September 27, 2013 - According to an article in the Press Enterprise, the San Bernardino County Board of Supervisors approved, without debate, a controversial program wherein the San Bernardino Sheriff's Department will receive training in immigration enforcement from the US Immigration and Custom's Enforcement agency, commonly known as ICE. Under ICE's 287(g) program, state and local law enforcement enter into a partnership with ICE under a joint memorandum of agreement and receive delegated authority from the federal government for immigration enforcement within their jurisdictions.
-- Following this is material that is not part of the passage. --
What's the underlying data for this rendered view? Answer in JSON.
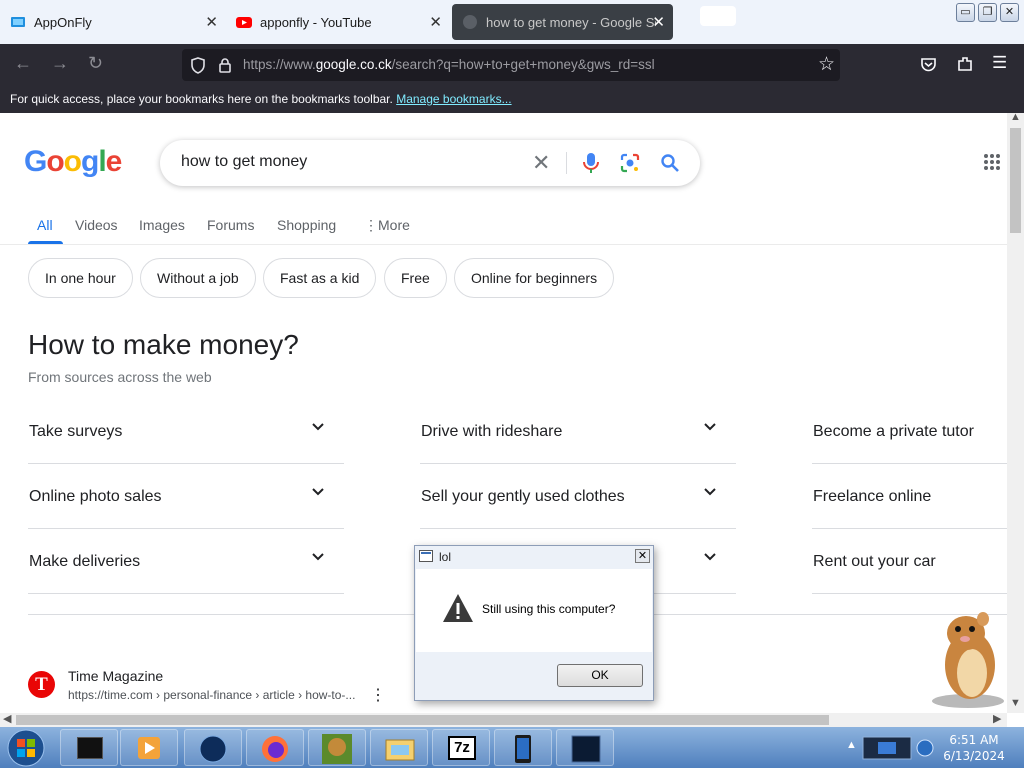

San Bernardino County is one of only 35 or so law enforcement agencies nationwide that participate in the program. Sheriff's Deputies will receive training on how to determine whether any of their inmates are in the US illegally. The San Bernardino Sheriff's Department already participates in ICE's "Secure Communities" program, which screens the fingerprints of all incoming inmates through a federal immigration database. However, those who recently entered the country illegally or who have had no prior contact with law enforcement, would not show up in the Secure Communities database. Hence, 287(g) proponents advocate its use as another tool in apprehending those who are in the country illegally.

Already, nine San Bernardino County Sheriff's Department employees have received ICE training on conducting immigration interviews with potential immigration violators who enter the county jail system. Opponents of the program say that the 287(g) program unfairly singles out Hispanics for extra scrutiny and makes no distinction between lower level crimes and felonies. Opponents also state that programs such as these diminish the community's trust in law enforcement, especially when they see local law enforcement collaborate with ICE.
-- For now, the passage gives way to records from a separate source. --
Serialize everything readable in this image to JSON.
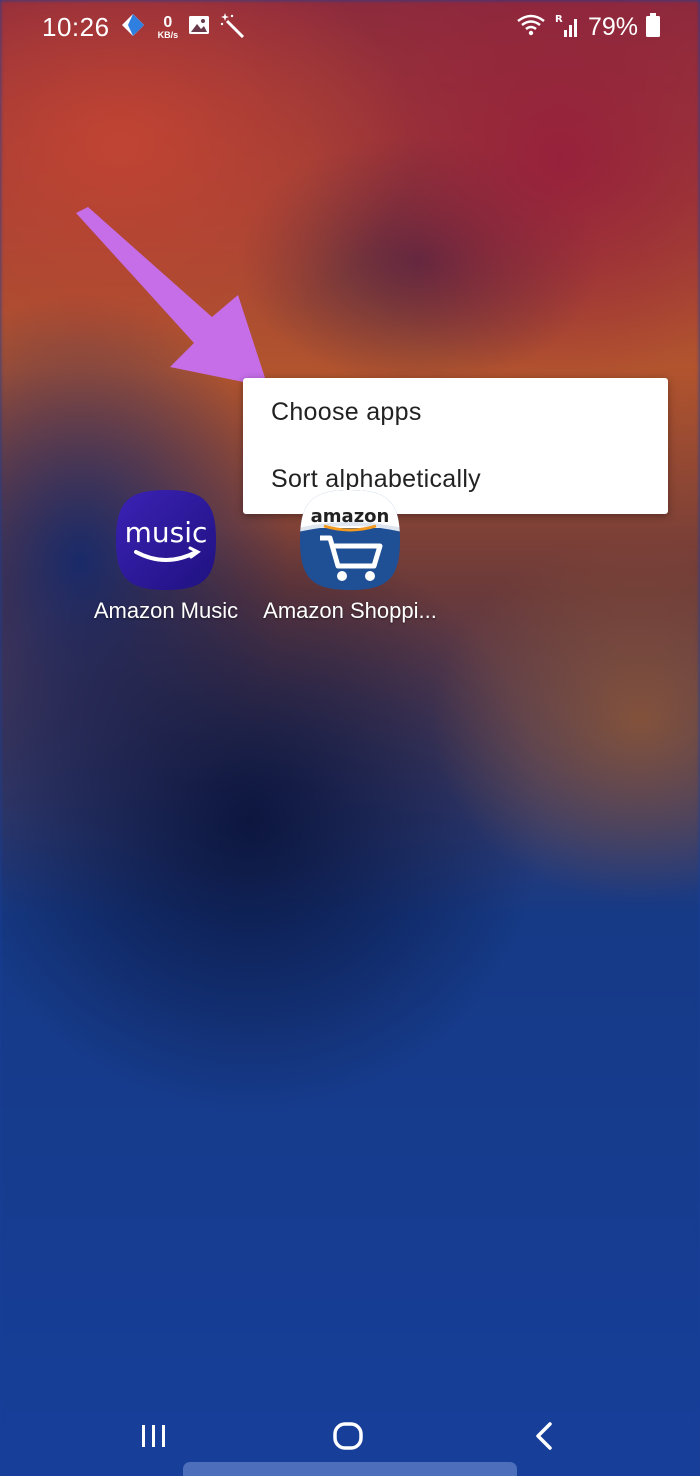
{
  "status_bar": {
    "time": "10:26",
    "speed_value": "0",
    "speed_unit": "KB/s",
    "battery_percent": "79%",
    "icons_left": [
      "kite-app-icon",
      "image-icon",
      "magic-wand-icon"
    ],
    "icons_right": [
      "wifi-icon",
      "signal-roaming-icon",
      "battery-icon"
    ]
  },
  "context_menu": {
    "items": [
      {
        "label": "Choose apps"
      },
      {
        "label": "Sort alphabetically"
      }
    ]
  },
  "apps": [
    {
      "label": "Amazon Music",
      "icon_text": "music"
    },
    {
      "label": "Amazon Shoppi...",
      "icon_text": "amazon"
    }
  ],
  "annotation": {
    "arrow_color": "#c56ee8"
  },
  "nav_bar": {
    "buttons": [
      "recent-apps-icon",
      "home-icon",
      "back-icon"
    ]
  },
  "colors": {
    "music_icon_bg": "#2e1a9e",
    "menu_bg": "#ffffff",
    "menu_text": "#222222"
  }
}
The Riverside County Sheriff's Department, whose agreement with ICE ended July 22, has yet to make a decision on whether to enter a new 287(g) agreement with ICE, and as such, has stopped conducting immigration interviews at their jails.

In the world of removal (deportation) defense, convictions for certain crimes can carry severe immigration consequences, with many crimes making one removable (deportable). It is therefore essential to consult with an immigration attorney the moment you or a loved one are arrested for most any crime. For example, a simple plea down to battery can avoid the deportation consequences associated with domestic violence, a removable offense per INA 237(a)(2)(E)(i). Only an Orange County immigration attorney who has the experience and familiarity with the immigration consequences of state criminal law should be trusted to handle a criminal matter for those aliens, documented or undocumented, given the extreme outcomes of certain convictions.

If you or a loved one has been arrested or is in immigration proceedings, contact an Orange County Immigration Lawyer at 949-440-3240 to speak with a licensed attorney about your immigration or criminal matter.

To read the Press Enterprise article, click on the link below.